### Data excerpts
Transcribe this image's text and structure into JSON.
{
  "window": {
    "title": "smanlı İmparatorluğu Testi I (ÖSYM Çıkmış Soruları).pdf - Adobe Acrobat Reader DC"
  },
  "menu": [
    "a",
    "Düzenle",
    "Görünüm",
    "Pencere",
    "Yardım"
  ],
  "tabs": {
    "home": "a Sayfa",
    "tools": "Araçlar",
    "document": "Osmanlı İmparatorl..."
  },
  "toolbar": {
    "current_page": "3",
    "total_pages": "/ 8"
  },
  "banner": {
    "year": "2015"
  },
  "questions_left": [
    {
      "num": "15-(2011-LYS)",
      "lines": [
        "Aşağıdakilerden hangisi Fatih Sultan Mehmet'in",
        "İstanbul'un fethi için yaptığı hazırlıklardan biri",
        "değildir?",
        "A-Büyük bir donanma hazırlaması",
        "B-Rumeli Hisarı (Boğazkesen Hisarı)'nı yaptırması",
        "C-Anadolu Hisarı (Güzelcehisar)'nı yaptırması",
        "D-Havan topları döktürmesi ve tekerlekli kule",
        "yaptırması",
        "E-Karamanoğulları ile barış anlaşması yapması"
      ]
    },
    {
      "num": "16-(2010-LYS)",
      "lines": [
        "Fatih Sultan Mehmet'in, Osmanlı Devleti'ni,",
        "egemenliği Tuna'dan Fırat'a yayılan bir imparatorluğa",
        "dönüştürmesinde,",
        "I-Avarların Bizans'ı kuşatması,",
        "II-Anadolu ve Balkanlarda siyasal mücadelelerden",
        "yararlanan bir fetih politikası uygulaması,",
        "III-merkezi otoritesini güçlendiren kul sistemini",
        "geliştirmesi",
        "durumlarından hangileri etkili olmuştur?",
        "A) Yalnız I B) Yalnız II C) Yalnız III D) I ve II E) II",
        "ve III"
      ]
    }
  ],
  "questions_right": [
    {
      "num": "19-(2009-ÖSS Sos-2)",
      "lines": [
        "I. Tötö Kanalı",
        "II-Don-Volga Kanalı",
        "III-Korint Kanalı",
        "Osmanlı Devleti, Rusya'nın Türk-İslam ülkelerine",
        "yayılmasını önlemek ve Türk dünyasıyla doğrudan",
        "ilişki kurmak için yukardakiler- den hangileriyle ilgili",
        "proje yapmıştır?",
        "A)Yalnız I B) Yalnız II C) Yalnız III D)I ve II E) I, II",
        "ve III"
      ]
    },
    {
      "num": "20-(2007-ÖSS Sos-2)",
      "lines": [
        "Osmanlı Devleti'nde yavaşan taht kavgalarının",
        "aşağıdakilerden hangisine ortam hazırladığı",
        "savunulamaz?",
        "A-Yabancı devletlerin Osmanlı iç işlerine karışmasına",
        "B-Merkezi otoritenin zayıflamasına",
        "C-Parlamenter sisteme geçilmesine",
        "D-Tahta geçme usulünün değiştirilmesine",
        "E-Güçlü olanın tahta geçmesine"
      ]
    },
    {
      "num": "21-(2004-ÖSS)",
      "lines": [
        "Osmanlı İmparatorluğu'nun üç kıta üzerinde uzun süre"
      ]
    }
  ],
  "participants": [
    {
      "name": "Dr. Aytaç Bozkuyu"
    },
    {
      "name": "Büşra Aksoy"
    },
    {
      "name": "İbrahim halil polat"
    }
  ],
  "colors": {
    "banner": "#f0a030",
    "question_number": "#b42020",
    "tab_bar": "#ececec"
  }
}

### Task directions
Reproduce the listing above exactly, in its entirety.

### Written response
Transcribe this image's text and structure into JSON.
{
  "window": {
    "title": "smanlı İmparatorluğu Testi I (ÖSYM Çıkmış Soruları).pdf - Adobe Acrobat Reader DC"
  },
  "menu": [
    "a",
    "Düzenle",
    "Görünüm",
    "Pencere",
    "Yardım"
  ],
  "tabs": {
    "home": "a Sayfa",
    "tools": "Araçlar",
    "document": "Osmanlı İmparatorl..."
  },
  "toolbar": {
    "current_page": "3",
    "total_pages": "/ 8"
  },
  "banner": {
    "year": "2015"
  },
  "questions_left": [
    {
      "num": "15-(2011-LYS)",
      "lines": [
        "Aşağıdakilerden hangisi Fatih Sultan Mehmet'in",
        "İstanbul'un fethi için yaptığı hazırlıklardan biri",
        "değildir?",
        "A-Büyük bir donanma hazırlaması",
        "B-Rumeli Hisarı (Boğazkesen Hisarı)'nı yaptırması",
        "C-Anadolu Hisarı (Güzelcehisar)'nı yaptırması",
        "D-Havan topları döktürmesi ve tekerlekli kule",
        "yaptırması",
        "E-Karamanoğulları ile barış anlaşması yapması"
      ]
    },
    {
      "num": "16-(2010-LYS)",
      "lines": [
        "Fatih Sultan Mehmet'in, Osmanlı Devleti'ni,",
        "egemenliği Tuna'dan Fırat'a yayılan bir imparatorluğa",
        "dönüştürmesinde,",
        "I-Avarların Bizans'ı kuşatması,",
        "II-Anadolu ve Balkanlarda siyasal mücadelelerden",
        "yararlanan bir fetih politikası uygulaması,",
        "III-merkezi otoritesini güçlendiren kul sistemini",
        "geliştirmesi",
        "durumlarından hangileri etkili olmuştur?",
        "A) Yalnız I B) Yalnız II C) Yalnız III D) I ve II E) II",
        "ve III"
      ]
    }
  ],
  "questions_right": [
    {
      "num": "19-(2009-ÖSS Sos-2)",
      "lines": [
        "I. Tötö Kanalı",
        "II-Don-Volga Kanalı",
        "III-Korint Kanalı",
        "Osmanlı Devleti, Rusya'nın Türk-İslam ülkelerine",
        "yayılmasını önlemek ve Türk dünyasıyla doğrudan",
        "ilişki kurmak için yukardakiler- den hangileriyle ilgili",
        "proje yapmıştır?",
        "A)Yalnız I B) Yalnız II C) Yalnız III D)I ve II E) I, II",
        "ve III"
      ]
    },
    {
      "num": "20-(2007-ÖSS Sos-2)",
      "lines": [
        "Osmanlı Devleti'nde yavaşan taht kavgalarının",
        "aşağıdakilerden hangisine ortam hazırladığı",
        "savunulamaz?",
        "A-Yabancı devletlerin Osmanlı iç işlerine karışmasına",
        "B-Merkezi otoritenin zayıflamasına",
        "C-Parlamenter sisteme geçilmesine",
        "D-Tahta geçme usulünün değiştirilmesine",
        "E-Güçlü olanın tahta geçmesine"
      ]
    },
    {
      "num": "21-(2004-ÖSS)",
      "lines": [
        "Osmanlı İmparatorluğu'nun üç kıta üzerinde uzun süre"
      ]
    }
  ],
  "participants": [
    {
      "name": "Dr. Aytaç Bozkuyu"
    },
    {
      "name": "Büşra Aksoy"
    },
    {
      "name": "İbrahim halil polat"
    }
  ],
  "colors": {
    "banner": "#f0a030",
    "question_number": "#b42020",
    "tab_bar": "#ececec"
  }
}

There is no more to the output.